» **EXERCISE DESCRIPTION**
Without leaving out a single line, copy the records exactly.

Data about app and page elements:
**********

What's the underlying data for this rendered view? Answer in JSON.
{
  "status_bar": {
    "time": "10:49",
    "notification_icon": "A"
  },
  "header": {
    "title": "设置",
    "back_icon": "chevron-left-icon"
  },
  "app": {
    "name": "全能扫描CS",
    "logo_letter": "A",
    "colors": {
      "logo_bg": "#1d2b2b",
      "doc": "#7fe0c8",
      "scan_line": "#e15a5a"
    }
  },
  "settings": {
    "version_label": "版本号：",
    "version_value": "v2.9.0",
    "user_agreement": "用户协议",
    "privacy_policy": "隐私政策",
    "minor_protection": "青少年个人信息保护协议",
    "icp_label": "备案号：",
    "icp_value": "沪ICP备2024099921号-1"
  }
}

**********

» **ANSWER BELOW**
What's the underlying data for this rendered view? Answer in JSON.
{
  "status_bar": {
    "time": "10:49",
    "notification_icon": "A"
  },
  "header": {
    "title": "设置",
    "back_icon": "chevron-left-icon"
  },
  "app": {
    "name": "全能扫描CS",
    "logo_letter": "A",
    "colors": {
      "logo_bg": "#1d2b2b",
      "doc": "#7fe0c8",
      "scan_line": "#e15a5a"
    }
  },
  "settings": {
    "version_label": "版本号：",
    "version_value": "v2.9.0",
    "user_agreement": "用户协议",
    "privacy_policy": "隐私政策",
    "minor_protection": "青少年个人信息保护协议",
    "icp_label": "备案号：",
    "icp_value": "沪ICP备2024099921号-1"
  }
}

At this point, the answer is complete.